Element data from apps and pages

»»

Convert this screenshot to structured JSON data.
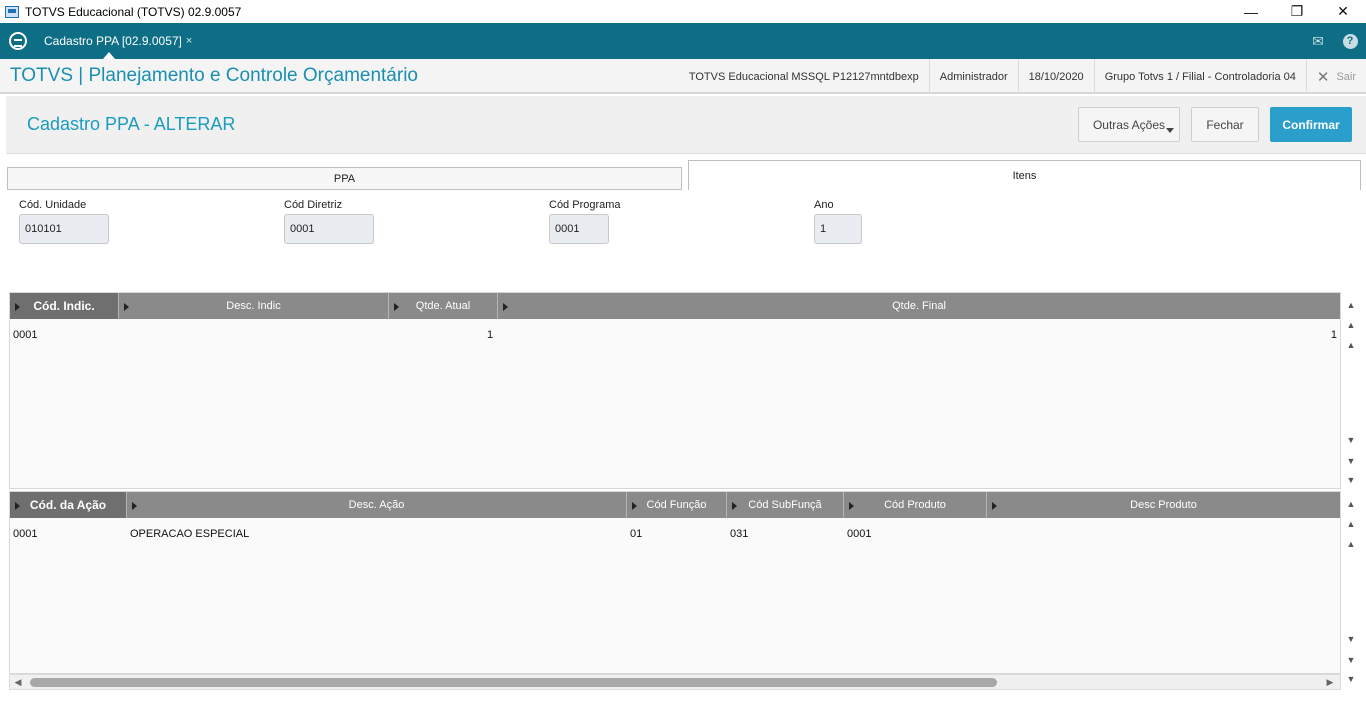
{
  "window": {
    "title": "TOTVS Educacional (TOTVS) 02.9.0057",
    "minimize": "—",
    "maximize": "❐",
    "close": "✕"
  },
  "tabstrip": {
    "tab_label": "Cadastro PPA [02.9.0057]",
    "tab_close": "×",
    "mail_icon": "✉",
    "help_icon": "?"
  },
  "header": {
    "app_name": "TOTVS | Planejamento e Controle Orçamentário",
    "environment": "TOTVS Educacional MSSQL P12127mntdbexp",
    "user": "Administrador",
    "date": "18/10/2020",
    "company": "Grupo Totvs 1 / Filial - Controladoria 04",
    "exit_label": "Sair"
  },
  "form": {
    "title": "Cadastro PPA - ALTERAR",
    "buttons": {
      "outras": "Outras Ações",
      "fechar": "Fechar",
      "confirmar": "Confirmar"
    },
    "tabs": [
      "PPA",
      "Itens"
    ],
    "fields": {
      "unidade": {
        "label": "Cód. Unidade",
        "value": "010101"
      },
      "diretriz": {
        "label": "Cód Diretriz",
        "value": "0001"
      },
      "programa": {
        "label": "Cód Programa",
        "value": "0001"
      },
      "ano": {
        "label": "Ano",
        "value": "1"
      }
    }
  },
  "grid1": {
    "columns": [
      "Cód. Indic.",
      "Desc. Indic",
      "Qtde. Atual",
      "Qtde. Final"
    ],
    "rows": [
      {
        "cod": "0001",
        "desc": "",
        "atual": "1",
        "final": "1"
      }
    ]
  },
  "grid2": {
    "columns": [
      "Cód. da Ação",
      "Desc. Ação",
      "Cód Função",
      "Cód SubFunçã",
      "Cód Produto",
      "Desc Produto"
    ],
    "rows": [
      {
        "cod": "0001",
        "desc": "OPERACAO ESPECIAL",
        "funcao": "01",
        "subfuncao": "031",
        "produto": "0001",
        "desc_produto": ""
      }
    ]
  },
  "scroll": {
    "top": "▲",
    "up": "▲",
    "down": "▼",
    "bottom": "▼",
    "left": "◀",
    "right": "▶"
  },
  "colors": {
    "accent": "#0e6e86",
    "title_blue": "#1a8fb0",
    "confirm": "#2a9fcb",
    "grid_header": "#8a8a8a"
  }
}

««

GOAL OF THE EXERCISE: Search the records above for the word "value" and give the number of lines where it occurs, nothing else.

SOLVED PROBLEM: 4